Though it looked like Moore's days of heavy touring were over, he was not done recording albums. Moore got together with Donal Lunny and Declan Sinnot in 2001 and recorded the album This Is The Day (Columbia), which, sound-wise, split the difference between his earlier stripped-down acoustic records and the sound captured on Traveller. Moore followed the record up with a series of low-key appearances at Dublin's Vicar Street theater, and put out a live document Live At Vicar Street (Sony) in 2002. After being profiled in an Irish television special, renewed interest was shown towards Planxty, and Moore joined together with Lunny, Irvine and O'Flynn to stage some low-key reunion shows, and the live album Live 2004 (Sony) was released.
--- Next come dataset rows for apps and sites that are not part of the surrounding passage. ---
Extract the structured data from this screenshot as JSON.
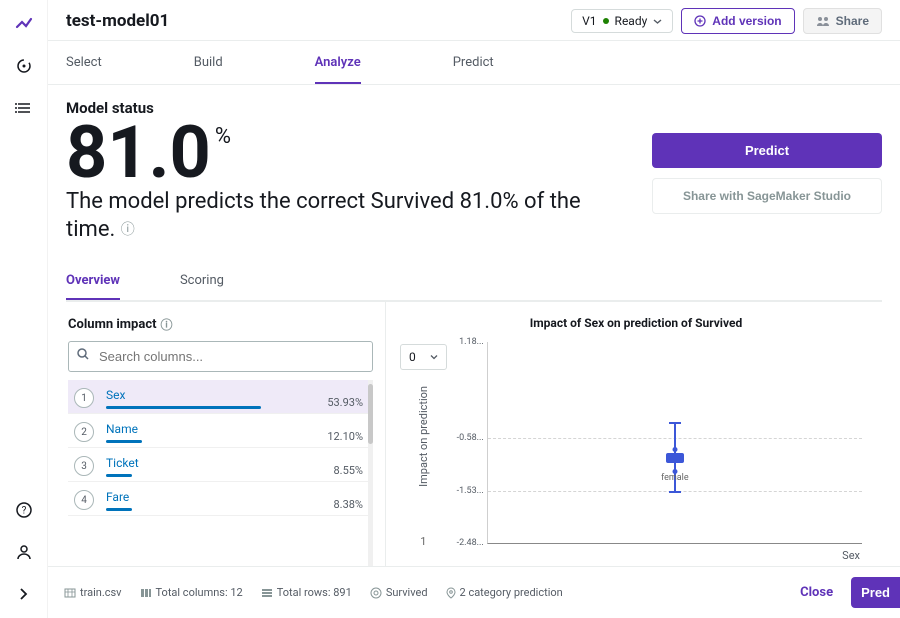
{
  "header": {
    "title": "test-model01",
    "version_label": "V1",
    "ready_label": "Ready",
    "add_version": "Add version",
    "share": "Share"
  },
  "tabs": {
    "select": "Select",
    "build": "Build",
    "analyze": "Analyze",
    "predict": "Predict"
  },
  "status": {
    "title": "Model status",
    "value": "81.0",
    "pct_sign": "%",
    "description": "The model predicts the correct Survived 81.0% of the time.",
    "predict_btn": "Predict",
    "share_btn": "Share with SageMaker Studio"
  },
  "subtabs": {
    "overview": "Overview",
    "scoring": "Scoring"
  },
  "column_impact": {
    "title": "Column impact",
    "search_placeholder": "Search columns...",
    "items": [
      {
        "rank": "1",
        "name": "Sex",
        "pct": "53.93%",
        "bar_pct": 53.93
      },
      {
        "rank": "2",
        "name": "Name",
        "pct": "12.10%",
        "bar_pct": 12.1
      },
      {
        "rank": "3",
        "name": "Ticket",
        "pct": "8.55%",
        "bar_pct": 8.55
      },
      {
        "rank": "4",
        "name": "Fare",
        "pct": "8.38%",
        "bar_pct": 8.38
      }
    ]
  },
  "chart": {
    "title": "Impact of Sex on prediction of Survived",
    "ylabel": "Impact on prediction",
    "xlabel": "Sex",
    "dropdown": "0",
    "category_label": "female",
    "y_one": "1"
  },
  "chart_data": {
    "type": "scatter",
    "title": "Impact of Sex on prediction of Survived",
    "xlabel": "Sex",
    "ylabel": "Impact on prediction",
    "categories": [
      "female"
    ],
    "ylim": [
      -2.48,
      1.18
    ],
    "y_ticks": [
      1.18,
      -0.58,
      -1.53,
      -2.48
    ],
    "series": [
      {
        "name": "female",
        "median": -0.95,
        "q1": -1.0,
        "q3": -0.9,
        "whisker_low": -1.53,
        "whisker_high": -0.4
      }
    ]
  },
  "footer": {
    "file": "train.csv",
    "cols": "Total columns: 12",
    "rows": "Total rows: 891",
    "target": "Survived",
    "type": "2 category prediction",
    "close": "Close",
    "predict": "Pred"
  }
}
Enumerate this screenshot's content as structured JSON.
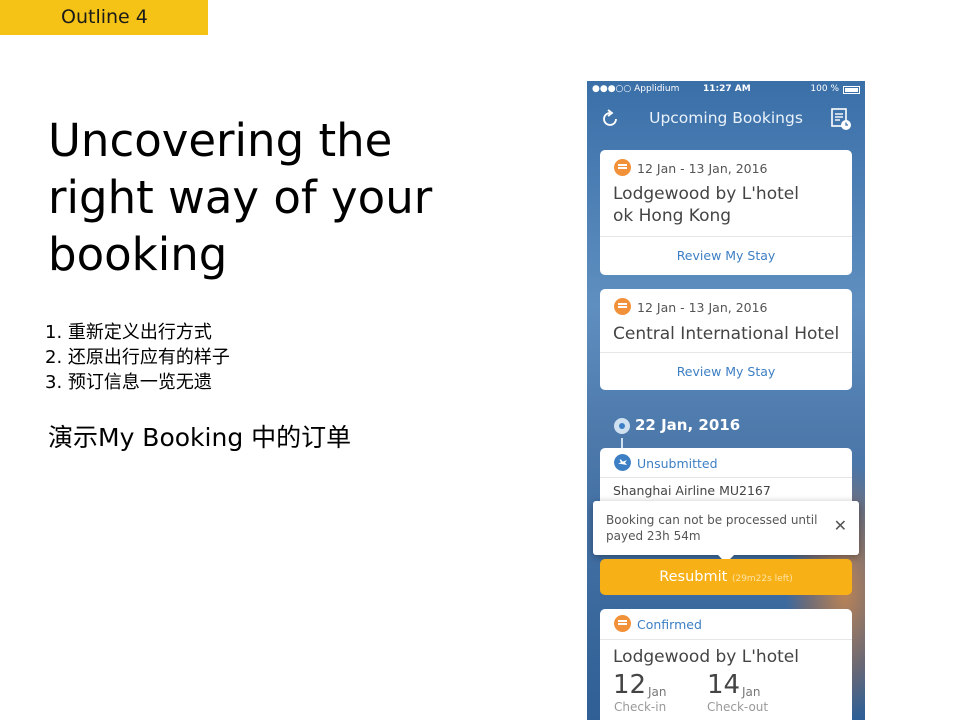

The members of Planxty kept their reunion open-ended, and did not rule out working together in the future. Moore returned to his solo career with the critically-acclaimed 2006 album Burning Times, which featured his own compositions mixed in with covers of songs by such songwriters as Phil Ochs, Richard Thompson, Bob Dylan, and Morrissey. Again, Moore took to playing some shows, although in a much more low-key manner, and put out the double album Live In Dublin 2006 (Columbia) documenting his stand at the Point theater in the city. Though still hampered by health issues, Christy Moore continues to be one of his country's most treasured performers. He still lives in Ireland with his wife Val and his three children.